Answer with a number only, giving how many lines in the data below include "this".

**** PROVIDED DATA

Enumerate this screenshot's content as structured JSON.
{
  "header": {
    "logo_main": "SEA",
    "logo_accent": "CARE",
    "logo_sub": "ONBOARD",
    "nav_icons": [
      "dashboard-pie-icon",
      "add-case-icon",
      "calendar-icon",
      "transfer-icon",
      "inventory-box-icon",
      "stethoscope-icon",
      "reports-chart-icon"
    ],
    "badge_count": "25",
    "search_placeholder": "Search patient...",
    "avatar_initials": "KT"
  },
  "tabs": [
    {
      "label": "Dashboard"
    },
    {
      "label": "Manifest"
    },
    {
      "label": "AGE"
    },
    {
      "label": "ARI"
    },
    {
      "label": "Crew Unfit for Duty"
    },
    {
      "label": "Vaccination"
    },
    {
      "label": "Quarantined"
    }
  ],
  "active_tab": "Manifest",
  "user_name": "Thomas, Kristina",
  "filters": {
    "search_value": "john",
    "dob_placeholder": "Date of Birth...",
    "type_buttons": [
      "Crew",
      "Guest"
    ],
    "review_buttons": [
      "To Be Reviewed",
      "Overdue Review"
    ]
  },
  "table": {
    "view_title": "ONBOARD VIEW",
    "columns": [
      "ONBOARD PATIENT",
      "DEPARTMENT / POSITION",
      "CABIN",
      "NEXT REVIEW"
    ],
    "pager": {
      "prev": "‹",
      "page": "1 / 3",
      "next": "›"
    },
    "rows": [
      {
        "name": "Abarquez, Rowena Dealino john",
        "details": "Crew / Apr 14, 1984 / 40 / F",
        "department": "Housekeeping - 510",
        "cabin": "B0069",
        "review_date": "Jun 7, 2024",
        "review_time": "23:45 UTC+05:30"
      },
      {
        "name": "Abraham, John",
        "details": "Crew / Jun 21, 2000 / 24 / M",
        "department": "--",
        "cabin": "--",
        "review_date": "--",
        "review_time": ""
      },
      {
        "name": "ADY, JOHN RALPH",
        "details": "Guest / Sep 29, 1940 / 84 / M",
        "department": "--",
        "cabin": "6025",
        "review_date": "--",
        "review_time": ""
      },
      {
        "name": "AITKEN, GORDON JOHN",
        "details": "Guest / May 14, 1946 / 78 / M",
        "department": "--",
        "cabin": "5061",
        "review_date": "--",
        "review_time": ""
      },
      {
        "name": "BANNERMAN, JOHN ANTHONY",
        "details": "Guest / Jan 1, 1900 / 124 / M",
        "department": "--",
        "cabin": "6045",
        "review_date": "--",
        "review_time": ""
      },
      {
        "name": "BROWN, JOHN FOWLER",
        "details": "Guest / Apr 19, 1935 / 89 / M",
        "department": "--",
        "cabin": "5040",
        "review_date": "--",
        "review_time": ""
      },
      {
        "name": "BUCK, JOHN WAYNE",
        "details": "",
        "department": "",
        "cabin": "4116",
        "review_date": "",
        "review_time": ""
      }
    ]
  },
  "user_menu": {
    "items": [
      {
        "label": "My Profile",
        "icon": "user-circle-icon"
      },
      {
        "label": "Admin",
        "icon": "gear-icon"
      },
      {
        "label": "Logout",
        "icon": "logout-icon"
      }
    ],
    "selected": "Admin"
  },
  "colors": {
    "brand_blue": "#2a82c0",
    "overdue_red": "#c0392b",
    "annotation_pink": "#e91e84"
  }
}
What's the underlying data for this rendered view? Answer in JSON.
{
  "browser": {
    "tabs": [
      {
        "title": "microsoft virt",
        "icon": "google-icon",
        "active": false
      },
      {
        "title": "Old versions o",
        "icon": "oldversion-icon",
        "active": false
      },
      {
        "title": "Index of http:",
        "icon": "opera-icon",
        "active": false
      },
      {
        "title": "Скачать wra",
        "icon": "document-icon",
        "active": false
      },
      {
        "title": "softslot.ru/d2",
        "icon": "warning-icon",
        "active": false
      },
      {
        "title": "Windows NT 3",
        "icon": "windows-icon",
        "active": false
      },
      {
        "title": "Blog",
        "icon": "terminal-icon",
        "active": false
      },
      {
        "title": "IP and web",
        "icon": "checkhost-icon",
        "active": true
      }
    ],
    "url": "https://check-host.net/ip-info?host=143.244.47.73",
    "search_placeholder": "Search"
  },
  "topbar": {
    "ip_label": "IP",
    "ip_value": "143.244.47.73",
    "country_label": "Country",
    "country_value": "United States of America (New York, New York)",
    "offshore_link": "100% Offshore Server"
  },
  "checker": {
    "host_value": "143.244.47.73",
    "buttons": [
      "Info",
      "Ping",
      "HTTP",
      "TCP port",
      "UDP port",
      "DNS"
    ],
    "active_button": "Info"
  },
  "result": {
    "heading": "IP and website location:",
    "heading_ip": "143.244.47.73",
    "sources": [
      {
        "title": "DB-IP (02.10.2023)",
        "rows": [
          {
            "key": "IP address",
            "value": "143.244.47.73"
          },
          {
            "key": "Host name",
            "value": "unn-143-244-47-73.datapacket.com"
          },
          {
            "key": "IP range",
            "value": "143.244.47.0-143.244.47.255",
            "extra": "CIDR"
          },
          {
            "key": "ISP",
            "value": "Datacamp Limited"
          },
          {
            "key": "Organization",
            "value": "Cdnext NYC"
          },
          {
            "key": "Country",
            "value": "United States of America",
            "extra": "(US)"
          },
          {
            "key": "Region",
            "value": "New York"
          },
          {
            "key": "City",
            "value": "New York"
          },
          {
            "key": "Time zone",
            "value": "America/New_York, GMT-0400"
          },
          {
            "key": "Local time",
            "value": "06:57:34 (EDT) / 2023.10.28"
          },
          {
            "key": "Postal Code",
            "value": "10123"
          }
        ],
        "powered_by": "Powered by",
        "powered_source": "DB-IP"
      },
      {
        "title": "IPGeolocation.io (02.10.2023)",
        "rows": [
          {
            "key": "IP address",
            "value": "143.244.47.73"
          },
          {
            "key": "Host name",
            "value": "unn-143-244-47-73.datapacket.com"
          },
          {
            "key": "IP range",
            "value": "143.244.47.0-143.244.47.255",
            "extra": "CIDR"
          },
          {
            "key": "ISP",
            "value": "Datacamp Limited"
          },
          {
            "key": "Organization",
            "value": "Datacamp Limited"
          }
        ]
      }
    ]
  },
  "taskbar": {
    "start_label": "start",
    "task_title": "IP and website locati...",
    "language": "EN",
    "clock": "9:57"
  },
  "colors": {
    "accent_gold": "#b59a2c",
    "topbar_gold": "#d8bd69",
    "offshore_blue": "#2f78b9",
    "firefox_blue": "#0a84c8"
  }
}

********

§ **EXERCISE OUTPUT**: 2